Rafik Wahbi, an MPH candidate who is working tirelessly to advance true justice in the US carceral system and address racial and ethnic inequities in health, has been named the student speaker at the 2020 the School of Public Health Convocation. Wahbi will speak during a Virtual SPH Celebration on Friday, May 15 from 4 p.m.-5 p.m. on Zoom.
Born in Cairo, Egypt and raised in California, Wahbi is passionate about developing solutions to public health issues that impact the health of communities of color. He started his higher education at Pasadena Community College and arrived to SPH with a BS in neurobiology and physiology, along with public health experience conducting epidemiologic research on substance use at the Los Angeles Department of Public Health.
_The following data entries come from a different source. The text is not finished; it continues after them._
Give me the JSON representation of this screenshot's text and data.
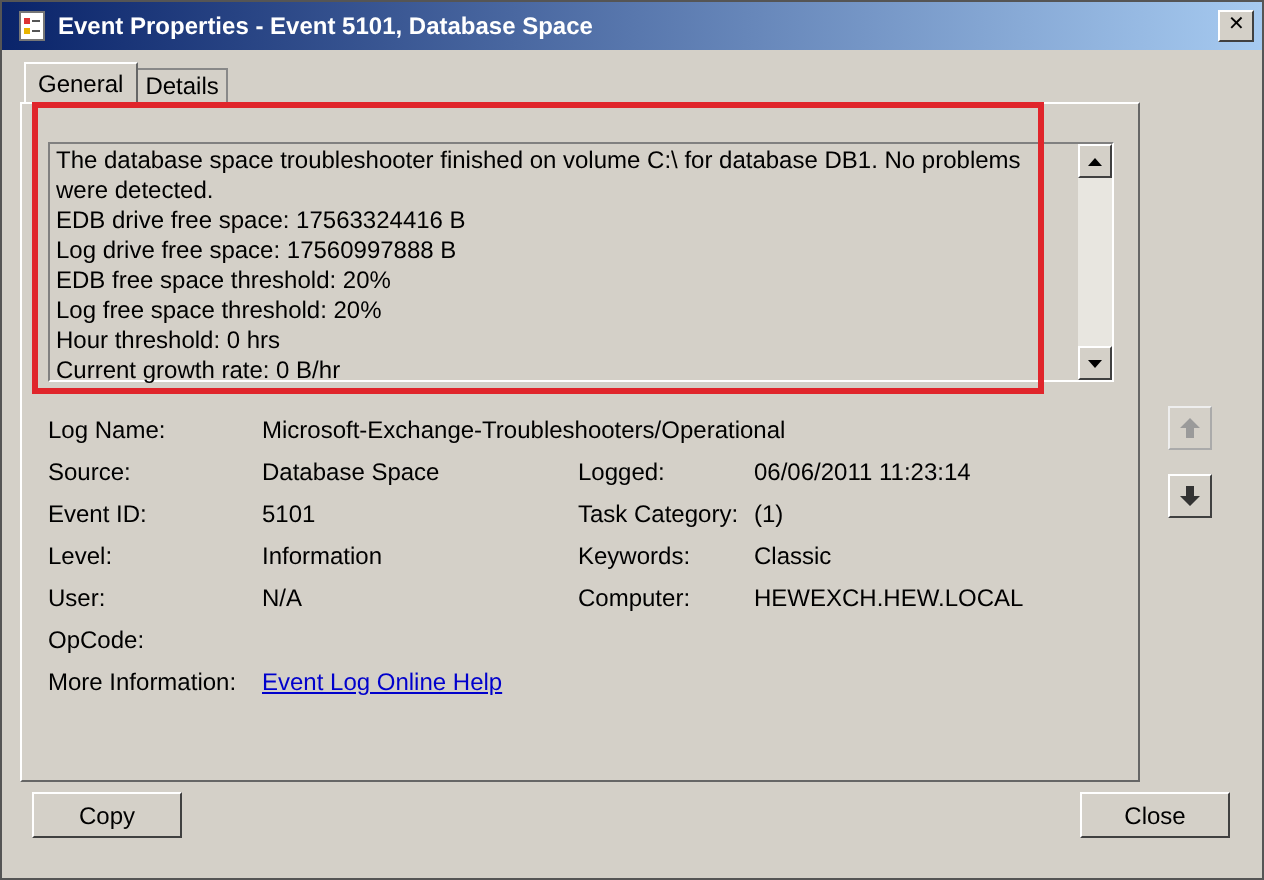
{
  "window": {
    "title": "Event Properties - Event 5101, Database Space",
    "close": "✕"
  },
  "tabs": [
    {
      "label": "General",
      "selected": true
    },
    {
      "label": "Details",
      "selected": false
    }
  ],
  "message": [
    "The database space troubleshooter finished on volume C:\\ for database DB1. No problems were detected.",
    "EDB drive free space: 17563324416 B",
    "Log drive free space: 17560997888 B",
    "EDB free space threshold: 20%",
    "Log free space threshold: 20%",
    "Hour threshold: 0 hrs",
    "Current growth rate: 0 B/hr"
  ],
  "fields": [
    {
      "label": "Log Name:",
      "value": "Microsoft-Exchange-Troubleshooters/Operational",
      "kind": "wide"
    },
    {
      "label": "Source:",
      "value": "Database Space",
      "label2": "Logged:",
      "value2": "06/06/2011 11:23:14",
      "kind": "pair"
    },
    {
      "label": "Event ID:",
      "value": "5101",
      "label2": "Task Category:",
      "value2": "(1)",
      "kind": "pair"
    },
    {
      "label": "Level:",
      "value": "Information",
      "label2": "Keywords:",
      "value2": "Classic",
      "kind": "pair"
    },
    {
      "label": "User:",
      "value": "N/A",
      "label2": "Computer:",
      "value2": "HEWEXCH.HEW.LOCAL",
      "kind": "pair"
    },
    {
      "label": "OpCode:",
      "kind": "label"
    },
    {
      "label": "More Information:",
      "value": "Event Log Online Help",
      "kind": "link"
    }
  ],
  "buttons": [
    {
      "label": "Copy"
    },
    {
      "label": "Close"
    }
  ]
}
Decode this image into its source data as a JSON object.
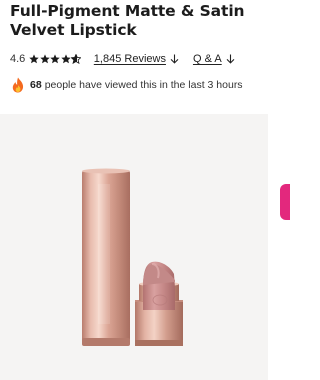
{
  "product": {
    "title": "Full-Pigment Matte & Satin Velvet Lipstick"
  },
  "rating": {
    "value": "4.6",
    "stars": 4.6,
    "reviews_label": "1,845 Reviews",
    "qa_label": "Q & A"
  },
  "social_proof": {
    "count": "68",
    "text": "people have viewed this in the last 3 hours"
  },
  "icons": {
    "star": "star-icon",
    "arrow": "arrow-down-icon",
    "fire": "fire-icon"
  },
  "colors": {
    "star": "#1a1a1a",
    "accent_tab": "#e3287d",
    "panel_bg": "#f5f4f3",
    "lipstick_bullet": "#c88a8a",
    "tube_rose_gold": "#d9a595"
  }
}
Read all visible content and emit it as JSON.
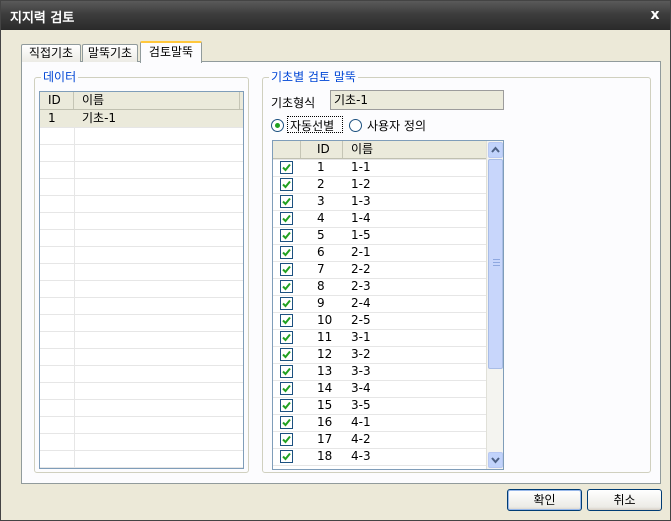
{
  "window": {
    "title": "지지력 검토",
    "close_label": "x"
  },
  "tabs": [
    {
      "label": "직접기초",
      "active": false
    },
    {
      "label": "말뚝기초",
      "active": false
    },
    {
      "label": "검토말뚝",
      "active": true
    }
  ],
  "data_group": {
    "legend": "데이터",
    "columns": [
      "ID",
      "이름"
    ],
    "rows": [
      {
        "id": "1",
        "name": "기초-1",
        "selected": true
      }
    ]
  },
  "pile_group": {
    "legend": "기초별 검토 말뚝",
    "foundation_type_label": "기초형식",
    "foundation_type_value": "기초-1",
    "radio_auto": {
      "label": "자동선별",
      "selected": true
    },
    "radio_user": {
      "label": "사용자 정의",
      "selected": false
    },
    "columns": [
      "ID",
      "이름"
    ],
    "rows": [
      {
        "id": "1",
        "name": "1-1",
        "checked": true
      },
      {
        "id": "2",
        "name": "1-2",
        "checked": true
      },
      {
        "id": "3",
        "name": "1-3",
        "checked": true
      },
      {
        "id": "4",
        "name": "1-4",
        "checked": true
      },
      {
        "id": "5",
        "name": "1-5",
        "checked": true
      },
      {
        "id": "6",
        "name": "2-1",
        "checked": true
      },
      {
        "id": "7",
        "name": "2-2",
        "checked": true
      },
      {
        "id": "8",
        "name": "2-3",
        "checked": true
      },
      {
        "id": "9",
        "name": "2-4",
        "checked": true
      },
      {
        "id": "10",
        "name": "2-5",
        "checked": true
      },
      {
        "id": "11",
        "name": "3-1",
        "checked": true
      },
      {
        "id": "12",
        "name": "3-2",
        "checked": true
      },
      {
        "id": "13",
        "name": "3-3",
        "checked": true
      },
      {
        "id": "14",
        "name": "3-4",
        "checked": true
      },
      {
        "id": "15",
        "name": "3-5",
        "checked": true
      },
      {
        "id": "16",
        "name": "4-1",
        "checked": true
      },
      {
        "id": "17",
        "name": "4-2",
        "checked": true
      },
      {
        "id": "18",
        "name": "4-3",
        "checked": true
      }
    ]
  },
  "buttons": {
    "ok": "확인",
    "cancel": "취소"
  },
  "colors": {
    "accent": "#0046d5",
    "check": "#21a121",
    "tab_highlight": "#ffc73c"
  },
  "icons": {
    "close": "close-icon",
    "check": "checkmark-icon",
    "scroll_up": "chevron-up-icon",
    "scroll_down": "chevron-down-icon"
  }
}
He had also worked in research and health education with an NGO that served a marginalized Muslim community in the southern Philippines.
As he completed the Community Assessment, Program Design, Implementation, and Evaluation certificate at SPH, Wahbi continued to pursue his research interests in substance use disorders, with interventions geared toward marginalized populations. Soon after he began the MPH program in September 2018, Wahbi became a research assistant in the Clinical Addiction Research and Education unit at Boston Medical Center, where he conducted preliminary analyses for Project RECOVER, an Office of Minority Health-funded study that aims to understand the role of peer recovery coaches on black and Latinx individuals receiving treatment for substance use. Soon after, he became the program coordinator of the project.
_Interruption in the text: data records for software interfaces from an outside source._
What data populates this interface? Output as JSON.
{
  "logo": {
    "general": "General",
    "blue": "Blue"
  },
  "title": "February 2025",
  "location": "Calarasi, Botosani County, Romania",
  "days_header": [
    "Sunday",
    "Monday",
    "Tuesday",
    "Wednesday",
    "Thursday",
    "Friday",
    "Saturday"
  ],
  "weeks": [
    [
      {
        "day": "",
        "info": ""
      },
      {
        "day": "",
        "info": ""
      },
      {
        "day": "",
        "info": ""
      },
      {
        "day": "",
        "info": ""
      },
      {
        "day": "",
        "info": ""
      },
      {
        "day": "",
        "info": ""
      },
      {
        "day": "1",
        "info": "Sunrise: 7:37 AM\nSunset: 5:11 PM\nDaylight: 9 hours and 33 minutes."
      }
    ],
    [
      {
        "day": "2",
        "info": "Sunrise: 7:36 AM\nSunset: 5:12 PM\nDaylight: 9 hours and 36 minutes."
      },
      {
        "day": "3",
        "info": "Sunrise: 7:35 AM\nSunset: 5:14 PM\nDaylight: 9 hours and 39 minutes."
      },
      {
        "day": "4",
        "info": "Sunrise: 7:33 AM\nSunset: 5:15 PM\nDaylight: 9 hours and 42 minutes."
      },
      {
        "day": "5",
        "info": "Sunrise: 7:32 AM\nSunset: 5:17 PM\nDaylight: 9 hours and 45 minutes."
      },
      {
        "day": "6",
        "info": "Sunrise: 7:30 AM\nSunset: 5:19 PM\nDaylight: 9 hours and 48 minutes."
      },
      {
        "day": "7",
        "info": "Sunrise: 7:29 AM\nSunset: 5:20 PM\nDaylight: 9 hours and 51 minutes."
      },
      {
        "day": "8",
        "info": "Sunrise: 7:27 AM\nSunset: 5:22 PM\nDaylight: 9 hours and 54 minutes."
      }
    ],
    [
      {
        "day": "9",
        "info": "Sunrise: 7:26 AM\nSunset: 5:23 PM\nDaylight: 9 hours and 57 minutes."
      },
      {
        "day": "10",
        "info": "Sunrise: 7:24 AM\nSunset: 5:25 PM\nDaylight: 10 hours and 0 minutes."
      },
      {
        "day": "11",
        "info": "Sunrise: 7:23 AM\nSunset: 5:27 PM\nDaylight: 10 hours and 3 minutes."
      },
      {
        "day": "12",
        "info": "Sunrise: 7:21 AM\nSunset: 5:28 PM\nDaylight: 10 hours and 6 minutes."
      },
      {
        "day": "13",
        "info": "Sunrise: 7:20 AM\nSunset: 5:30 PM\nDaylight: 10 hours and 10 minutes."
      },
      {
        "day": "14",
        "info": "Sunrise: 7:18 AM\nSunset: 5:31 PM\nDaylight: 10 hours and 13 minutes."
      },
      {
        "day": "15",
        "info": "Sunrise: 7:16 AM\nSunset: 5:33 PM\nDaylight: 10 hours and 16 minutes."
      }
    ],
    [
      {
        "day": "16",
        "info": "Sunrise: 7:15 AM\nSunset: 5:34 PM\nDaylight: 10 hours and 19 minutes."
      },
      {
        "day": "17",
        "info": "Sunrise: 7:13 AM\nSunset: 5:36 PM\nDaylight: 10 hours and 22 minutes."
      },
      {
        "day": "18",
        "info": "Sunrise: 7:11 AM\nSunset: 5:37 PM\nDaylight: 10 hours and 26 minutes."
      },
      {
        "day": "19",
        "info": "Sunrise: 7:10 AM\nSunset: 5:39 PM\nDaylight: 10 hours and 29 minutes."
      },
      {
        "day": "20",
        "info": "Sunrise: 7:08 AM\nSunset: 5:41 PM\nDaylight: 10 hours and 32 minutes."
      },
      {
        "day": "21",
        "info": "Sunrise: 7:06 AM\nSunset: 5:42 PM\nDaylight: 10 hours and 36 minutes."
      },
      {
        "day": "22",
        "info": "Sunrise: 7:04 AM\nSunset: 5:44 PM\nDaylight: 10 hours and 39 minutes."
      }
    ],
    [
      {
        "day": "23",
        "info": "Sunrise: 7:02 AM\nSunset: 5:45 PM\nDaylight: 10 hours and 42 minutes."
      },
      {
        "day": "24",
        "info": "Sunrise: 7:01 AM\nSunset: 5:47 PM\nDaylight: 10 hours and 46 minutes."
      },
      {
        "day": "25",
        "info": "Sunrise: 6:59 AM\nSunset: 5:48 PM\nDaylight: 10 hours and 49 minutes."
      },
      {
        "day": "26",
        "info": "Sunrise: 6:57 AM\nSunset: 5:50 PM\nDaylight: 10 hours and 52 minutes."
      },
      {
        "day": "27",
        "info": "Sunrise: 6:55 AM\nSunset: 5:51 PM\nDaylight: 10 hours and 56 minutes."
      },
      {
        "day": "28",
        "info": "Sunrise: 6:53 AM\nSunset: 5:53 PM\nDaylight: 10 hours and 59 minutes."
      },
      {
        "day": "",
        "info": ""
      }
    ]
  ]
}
For his practicum, Rafik spent summer 2019 with Health Resources in Action (HRIA), a Boston-based public health organization. At HRIA, he worked on the Massachusetts Community Health Fund, in collaboration with the Department of Public Health. The fund was designed to address institutional and structural barriers to health including racism, poverty and power imbalances. After finishing his practicum, he was invited by HRIA and DPH to be a part of the fund review committee to help decide which projects would get funded.
Last summer, Wahbi also designed and taught a hip-hop writing course to incarcerated individuals receiving treatment for substance use disorder at the Suffolk County House of Correction. Funded by an Activist Bucks grant from the SPH Activist Lab, Wahbi says the eight-week project was a way “to advocate for those in our carceral system” and “help the participants process their substance use and incarceration.” The classes were so well received that Wahbi recruited seven fellow SPH students to join an expanded version of the project at the House of Correction. Now called the Prison Art and Advocacy Project, the project will offer two hip-hop classes, one facilitated by local Boston artists, as well other art and mental health-related programming.
Wahbi joined the Students of Color for Public Health student organization in his first semester at SPH, and soon joined the group’s executive board, first as the events coordinator and then as the president. He also served as a teaching assistant for the Quantitative Methods for Public Health and Qualitative Research Methods courses. He has presented his research on substance use disorder, as well as the Activist Bucks project, at local and national conferences.
“I think I have successfully lived out the school’s mission of ‘Think. Teach. Do.,” says Wahbi, adding that it was important to him to help SPH “continue to be a place for students to thrive.”
In one nomination letter, MPH candidate Tierra Holmes (SPH’20), wrote that Wahbi “applies a health equity lens to promote social justice for people of color.” In another nomination letter, MPH candidate Leah Stansky (SPH’20) wrote that Wahbi “is a true leader of our community who perfectly embraces SPH’s core values and mission.”